Health care systems need to manage chronic pain better in people with dementia and dispel the notion that people with dementia feel less pain, states an editorial in CMAJ (Canadian Medical Association Journal).
"Any notion that people with dementia feel pain less should be dismissed," writes Dr. Ken Flegel, Senior Editor, CMAJ. "Chronic pain is at least as prevalent among people with dementia (up to half) as it is among other elderly people."
Chronic pain among people with dementia is often undetected and therefore poorly managed. In the next few decades, it is estimated 25% of Canada's population will consist of seniors, more than 1 million of whom will have dementia. These changing demographics make it particularly important that pain management is better understood and managed in this cohort.
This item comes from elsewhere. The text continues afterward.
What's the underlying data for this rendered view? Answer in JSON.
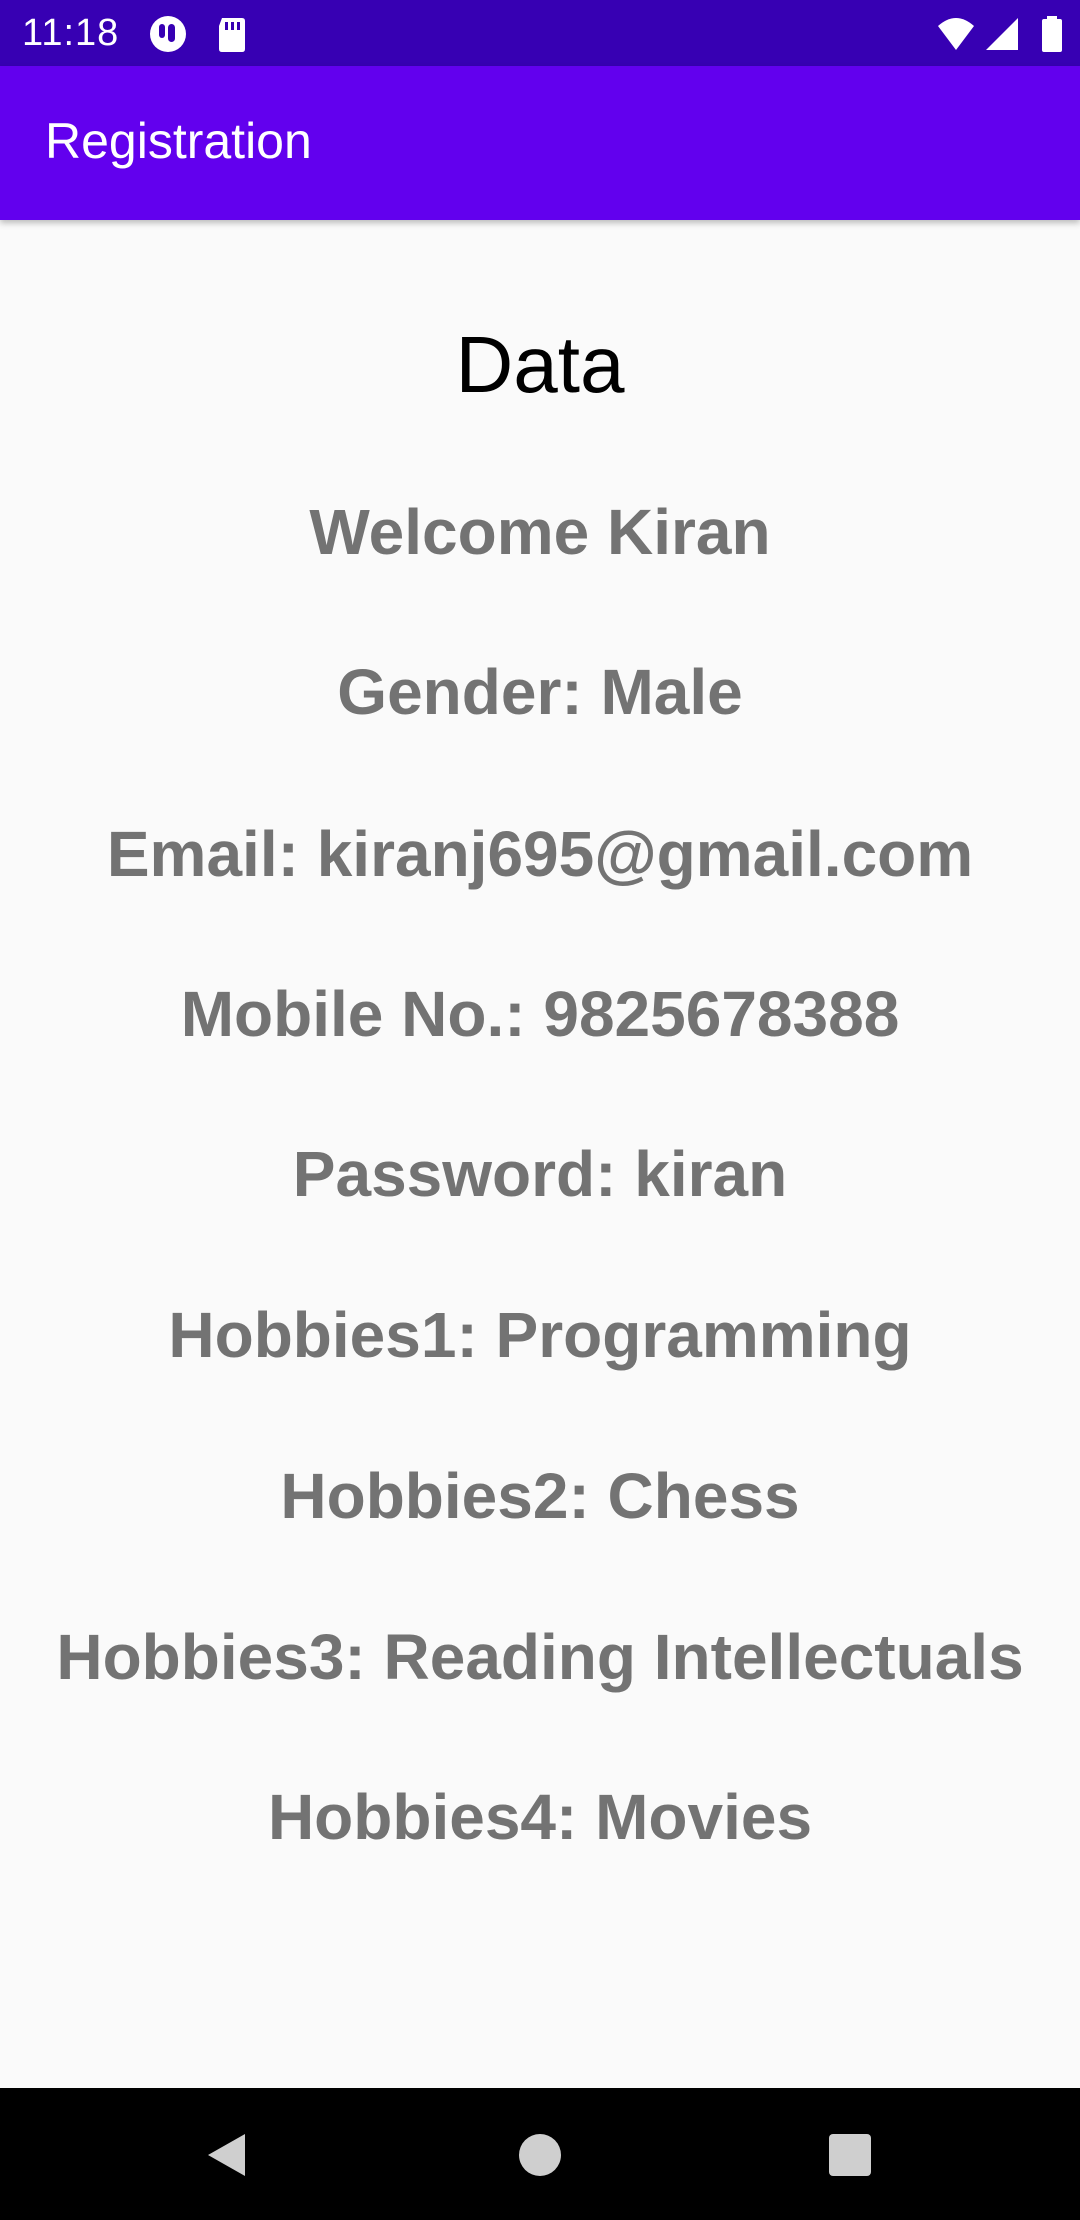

Flegel suggests empowering nurses who regularly care for people with dementia and know their routines and personalities. Nurses should be well-trained and supported in pain management and have flexibility to alter dosage and frequency of pain treatments for their patients' individual needs.
" ... Meeting the need for pain relief in people with dementia will require more skilled care at the bedside," writes Flegel. "What is needed most, however, is a person-centred and attentive approach. A person with dementia may be losing cognitive ability, but some aspects of personhood must still be respected - namely dignity, life-story and family connection. To this list we should add perception of pain and suffering."
"A person with dementia is not a nonperson and should not be cared for as though this were the case. To the extent that we as caregivers treat a person with dementia as a nonperson, the therapeutic relationship and the personhood of the caregiver are also diminished," Flegel concludes.